■ **Task details**: Would you filter these records and copy every line that has the word "like"?

= Beginning of Section =

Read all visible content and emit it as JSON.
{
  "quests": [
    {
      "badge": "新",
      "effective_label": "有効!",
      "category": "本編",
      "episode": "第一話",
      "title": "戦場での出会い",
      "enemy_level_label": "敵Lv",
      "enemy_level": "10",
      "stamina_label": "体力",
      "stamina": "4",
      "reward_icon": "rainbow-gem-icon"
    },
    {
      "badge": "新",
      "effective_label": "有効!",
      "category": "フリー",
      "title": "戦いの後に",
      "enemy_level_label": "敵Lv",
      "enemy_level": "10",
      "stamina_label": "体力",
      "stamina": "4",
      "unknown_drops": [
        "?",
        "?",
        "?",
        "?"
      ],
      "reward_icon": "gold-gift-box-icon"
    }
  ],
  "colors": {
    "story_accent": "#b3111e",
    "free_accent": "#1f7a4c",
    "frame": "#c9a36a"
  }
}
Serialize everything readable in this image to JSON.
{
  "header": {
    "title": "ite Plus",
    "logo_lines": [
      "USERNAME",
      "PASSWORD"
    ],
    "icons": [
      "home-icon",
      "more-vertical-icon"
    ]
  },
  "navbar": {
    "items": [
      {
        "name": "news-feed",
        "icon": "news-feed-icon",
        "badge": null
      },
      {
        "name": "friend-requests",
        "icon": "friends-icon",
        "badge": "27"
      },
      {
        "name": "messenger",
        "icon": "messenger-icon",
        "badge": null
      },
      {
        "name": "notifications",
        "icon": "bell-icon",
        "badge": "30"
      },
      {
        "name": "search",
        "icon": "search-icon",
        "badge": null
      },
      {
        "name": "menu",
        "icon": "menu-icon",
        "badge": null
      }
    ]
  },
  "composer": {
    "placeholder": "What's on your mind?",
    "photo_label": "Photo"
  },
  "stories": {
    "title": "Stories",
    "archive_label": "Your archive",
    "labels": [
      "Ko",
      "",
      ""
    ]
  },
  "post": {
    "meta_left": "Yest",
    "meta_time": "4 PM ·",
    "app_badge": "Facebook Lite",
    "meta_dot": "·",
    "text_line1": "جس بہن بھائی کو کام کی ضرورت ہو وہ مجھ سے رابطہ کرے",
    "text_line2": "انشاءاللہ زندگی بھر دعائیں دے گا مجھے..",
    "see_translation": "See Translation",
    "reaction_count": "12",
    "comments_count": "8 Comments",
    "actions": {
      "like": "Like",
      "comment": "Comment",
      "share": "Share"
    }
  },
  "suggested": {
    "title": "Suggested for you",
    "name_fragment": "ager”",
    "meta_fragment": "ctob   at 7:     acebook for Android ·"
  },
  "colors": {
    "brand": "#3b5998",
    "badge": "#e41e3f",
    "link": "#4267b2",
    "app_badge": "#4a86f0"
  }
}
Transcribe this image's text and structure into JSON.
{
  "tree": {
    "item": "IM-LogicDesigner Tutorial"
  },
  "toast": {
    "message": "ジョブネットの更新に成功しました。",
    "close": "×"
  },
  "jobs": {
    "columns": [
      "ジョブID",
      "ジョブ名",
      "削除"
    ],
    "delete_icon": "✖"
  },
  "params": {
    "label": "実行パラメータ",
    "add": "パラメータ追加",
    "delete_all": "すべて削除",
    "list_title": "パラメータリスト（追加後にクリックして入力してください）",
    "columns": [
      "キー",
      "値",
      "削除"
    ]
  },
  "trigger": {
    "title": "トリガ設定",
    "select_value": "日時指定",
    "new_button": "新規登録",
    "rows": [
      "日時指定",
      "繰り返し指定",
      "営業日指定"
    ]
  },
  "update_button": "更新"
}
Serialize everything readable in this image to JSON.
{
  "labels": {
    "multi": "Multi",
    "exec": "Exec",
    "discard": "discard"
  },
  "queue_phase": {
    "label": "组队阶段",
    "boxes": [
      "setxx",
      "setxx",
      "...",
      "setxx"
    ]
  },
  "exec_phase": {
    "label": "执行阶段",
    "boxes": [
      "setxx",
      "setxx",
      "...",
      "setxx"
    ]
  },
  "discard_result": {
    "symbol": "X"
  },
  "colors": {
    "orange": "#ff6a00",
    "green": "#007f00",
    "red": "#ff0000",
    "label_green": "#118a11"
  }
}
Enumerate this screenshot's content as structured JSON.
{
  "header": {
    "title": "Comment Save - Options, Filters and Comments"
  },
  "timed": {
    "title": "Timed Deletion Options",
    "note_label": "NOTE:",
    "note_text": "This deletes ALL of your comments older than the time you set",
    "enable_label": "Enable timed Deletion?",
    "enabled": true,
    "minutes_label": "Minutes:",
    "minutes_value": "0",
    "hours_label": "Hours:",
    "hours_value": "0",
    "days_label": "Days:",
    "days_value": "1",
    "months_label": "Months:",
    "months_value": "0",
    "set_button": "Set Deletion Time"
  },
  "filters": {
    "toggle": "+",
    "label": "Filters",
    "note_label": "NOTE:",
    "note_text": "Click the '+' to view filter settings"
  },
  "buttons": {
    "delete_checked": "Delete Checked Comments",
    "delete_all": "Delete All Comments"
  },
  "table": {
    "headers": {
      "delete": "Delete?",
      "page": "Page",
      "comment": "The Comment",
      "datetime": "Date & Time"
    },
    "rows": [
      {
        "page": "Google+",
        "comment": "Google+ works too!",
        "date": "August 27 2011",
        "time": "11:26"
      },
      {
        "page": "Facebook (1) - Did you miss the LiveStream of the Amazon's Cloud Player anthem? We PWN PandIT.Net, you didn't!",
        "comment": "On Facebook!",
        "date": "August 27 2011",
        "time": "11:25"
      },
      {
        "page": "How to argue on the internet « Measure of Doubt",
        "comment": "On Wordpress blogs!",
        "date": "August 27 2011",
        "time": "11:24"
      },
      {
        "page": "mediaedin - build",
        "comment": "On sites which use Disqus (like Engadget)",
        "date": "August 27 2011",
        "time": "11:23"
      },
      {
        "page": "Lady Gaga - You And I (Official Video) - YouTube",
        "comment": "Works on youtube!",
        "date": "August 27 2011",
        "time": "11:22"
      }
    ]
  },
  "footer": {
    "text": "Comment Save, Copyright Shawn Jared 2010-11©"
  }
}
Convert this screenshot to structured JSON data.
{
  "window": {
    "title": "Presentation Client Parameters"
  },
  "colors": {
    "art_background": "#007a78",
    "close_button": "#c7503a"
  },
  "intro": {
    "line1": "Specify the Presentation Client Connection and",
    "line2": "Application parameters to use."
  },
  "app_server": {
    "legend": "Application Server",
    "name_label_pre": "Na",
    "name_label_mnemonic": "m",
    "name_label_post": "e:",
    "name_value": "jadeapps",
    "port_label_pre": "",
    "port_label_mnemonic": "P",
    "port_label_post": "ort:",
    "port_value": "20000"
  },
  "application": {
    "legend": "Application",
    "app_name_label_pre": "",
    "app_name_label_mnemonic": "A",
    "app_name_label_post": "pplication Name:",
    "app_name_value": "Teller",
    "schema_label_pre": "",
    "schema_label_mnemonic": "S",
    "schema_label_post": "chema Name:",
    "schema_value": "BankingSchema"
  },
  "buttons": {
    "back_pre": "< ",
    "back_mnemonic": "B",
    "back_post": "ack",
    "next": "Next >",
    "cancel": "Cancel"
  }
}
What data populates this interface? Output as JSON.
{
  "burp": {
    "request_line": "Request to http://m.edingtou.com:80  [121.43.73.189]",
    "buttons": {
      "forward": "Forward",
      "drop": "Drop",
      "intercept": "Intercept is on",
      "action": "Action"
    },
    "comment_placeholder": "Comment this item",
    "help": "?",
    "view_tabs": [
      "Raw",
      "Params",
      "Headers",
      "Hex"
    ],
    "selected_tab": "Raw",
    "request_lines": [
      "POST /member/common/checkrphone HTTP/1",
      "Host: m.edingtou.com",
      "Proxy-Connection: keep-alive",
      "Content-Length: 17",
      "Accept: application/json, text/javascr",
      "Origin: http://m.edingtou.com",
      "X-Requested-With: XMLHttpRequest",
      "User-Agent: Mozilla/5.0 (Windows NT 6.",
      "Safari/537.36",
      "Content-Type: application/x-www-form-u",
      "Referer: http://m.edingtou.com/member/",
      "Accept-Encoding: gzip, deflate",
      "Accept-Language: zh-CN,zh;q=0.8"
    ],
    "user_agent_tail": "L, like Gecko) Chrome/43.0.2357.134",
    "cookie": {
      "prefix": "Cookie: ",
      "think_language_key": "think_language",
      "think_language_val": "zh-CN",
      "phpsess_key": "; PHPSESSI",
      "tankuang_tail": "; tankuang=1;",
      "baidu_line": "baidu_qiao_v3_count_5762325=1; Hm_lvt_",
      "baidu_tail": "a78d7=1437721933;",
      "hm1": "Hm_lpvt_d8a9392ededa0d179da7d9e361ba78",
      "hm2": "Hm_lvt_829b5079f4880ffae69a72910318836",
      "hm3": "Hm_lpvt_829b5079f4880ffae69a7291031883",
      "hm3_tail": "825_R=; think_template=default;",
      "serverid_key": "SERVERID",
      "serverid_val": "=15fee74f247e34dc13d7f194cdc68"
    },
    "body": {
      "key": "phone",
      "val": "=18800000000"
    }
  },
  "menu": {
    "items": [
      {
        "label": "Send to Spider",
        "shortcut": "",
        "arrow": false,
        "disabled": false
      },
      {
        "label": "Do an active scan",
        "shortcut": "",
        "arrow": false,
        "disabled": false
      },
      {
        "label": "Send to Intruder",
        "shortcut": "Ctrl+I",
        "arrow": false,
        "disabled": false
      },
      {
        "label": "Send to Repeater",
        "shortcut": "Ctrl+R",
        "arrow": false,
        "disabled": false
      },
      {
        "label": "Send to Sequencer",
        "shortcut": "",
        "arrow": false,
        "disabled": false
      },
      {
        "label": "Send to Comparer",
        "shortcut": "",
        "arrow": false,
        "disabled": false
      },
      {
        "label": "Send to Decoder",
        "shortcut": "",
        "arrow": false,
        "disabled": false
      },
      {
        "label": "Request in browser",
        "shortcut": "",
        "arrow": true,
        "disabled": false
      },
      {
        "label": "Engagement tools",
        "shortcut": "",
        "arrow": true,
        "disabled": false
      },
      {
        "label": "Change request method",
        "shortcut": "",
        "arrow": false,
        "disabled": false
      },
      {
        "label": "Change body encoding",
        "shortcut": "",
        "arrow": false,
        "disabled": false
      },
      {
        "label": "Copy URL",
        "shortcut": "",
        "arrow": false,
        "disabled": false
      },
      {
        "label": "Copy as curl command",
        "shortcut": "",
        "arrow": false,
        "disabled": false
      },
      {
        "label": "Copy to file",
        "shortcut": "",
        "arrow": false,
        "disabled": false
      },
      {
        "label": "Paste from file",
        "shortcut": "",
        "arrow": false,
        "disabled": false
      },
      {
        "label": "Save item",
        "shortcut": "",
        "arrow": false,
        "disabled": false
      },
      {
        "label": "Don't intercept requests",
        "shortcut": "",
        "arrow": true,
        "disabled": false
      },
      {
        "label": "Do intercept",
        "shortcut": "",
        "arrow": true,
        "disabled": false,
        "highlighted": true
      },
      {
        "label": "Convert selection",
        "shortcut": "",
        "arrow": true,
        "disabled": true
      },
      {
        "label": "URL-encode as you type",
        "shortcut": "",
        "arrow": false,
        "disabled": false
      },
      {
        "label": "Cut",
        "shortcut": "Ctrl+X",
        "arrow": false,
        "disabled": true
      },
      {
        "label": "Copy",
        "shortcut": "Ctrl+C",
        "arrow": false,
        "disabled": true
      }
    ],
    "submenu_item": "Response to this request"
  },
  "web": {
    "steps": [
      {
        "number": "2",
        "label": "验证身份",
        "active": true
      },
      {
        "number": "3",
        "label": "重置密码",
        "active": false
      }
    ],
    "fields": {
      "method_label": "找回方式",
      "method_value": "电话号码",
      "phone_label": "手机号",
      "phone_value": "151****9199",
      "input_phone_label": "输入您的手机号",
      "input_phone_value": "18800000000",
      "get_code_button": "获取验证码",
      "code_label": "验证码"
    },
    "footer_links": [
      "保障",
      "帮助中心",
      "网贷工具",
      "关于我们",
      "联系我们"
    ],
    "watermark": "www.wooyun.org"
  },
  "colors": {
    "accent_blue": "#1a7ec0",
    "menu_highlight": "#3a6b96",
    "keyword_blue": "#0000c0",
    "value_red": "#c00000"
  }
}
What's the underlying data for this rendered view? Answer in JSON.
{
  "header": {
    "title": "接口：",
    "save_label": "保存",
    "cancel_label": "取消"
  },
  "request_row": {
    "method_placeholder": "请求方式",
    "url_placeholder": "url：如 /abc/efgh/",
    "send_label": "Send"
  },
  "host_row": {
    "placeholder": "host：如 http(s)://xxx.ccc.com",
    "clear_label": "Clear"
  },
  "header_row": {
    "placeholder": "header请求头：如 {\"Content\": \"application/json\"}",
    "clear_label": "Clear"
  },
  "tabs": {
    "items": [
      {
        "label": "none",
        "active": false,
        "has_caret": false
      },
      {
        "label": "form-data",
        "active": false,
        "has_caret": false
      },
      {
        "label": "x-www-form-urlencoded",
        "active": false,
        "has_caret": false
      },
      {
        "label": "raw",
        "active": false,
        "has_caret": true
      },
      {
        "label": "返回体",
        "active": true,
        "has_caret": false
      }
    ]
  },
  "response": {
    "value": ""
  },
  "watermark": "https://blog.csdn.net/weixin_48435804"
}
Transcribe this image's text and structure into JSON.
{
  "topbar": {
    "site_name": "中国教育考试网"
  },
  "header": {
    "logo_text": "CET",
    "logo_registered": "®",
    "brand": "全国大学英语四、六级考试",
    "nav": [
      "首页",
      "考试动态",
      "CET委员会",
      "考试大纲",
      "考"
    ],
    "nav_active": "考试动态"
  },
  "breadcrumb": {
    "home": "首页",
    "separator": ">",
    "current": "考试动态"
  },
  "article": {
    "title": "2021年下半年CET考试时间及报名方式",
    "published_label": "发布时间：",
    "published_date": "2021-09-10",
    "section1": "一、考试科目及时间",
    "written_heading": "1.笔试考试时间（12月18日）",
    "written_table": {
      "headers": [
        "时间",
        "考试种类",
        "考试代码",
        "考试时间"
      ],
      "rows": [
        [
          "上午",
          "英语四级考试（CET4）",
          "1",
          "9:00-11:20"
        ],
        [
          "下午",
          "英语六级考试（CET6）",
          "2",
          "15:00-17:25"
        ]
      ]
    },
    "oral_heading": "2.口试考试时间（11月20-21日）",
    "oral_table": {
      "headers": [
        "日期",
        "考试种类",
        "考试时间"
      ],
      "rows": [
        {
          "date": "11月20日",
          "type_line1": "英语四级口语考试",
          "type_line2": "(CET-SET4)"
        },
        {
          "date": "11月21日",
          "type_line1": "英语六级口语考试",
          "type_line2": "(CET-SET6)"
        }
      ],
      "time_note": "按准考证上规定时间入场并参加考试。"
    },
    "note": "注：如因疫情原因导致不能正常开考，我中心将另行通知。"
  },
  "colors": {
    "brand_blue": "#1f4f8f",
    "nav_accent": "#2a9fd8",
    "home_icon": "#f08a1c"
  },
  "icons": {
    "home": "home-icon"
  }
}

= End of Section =

■ **Response to the task**:
      "like": "Like",
        "comment": "On sites which use Disqus (like Engadget)",
    "user_agent_tail": "L, like Gecko) Chrome/43.0.2357.134",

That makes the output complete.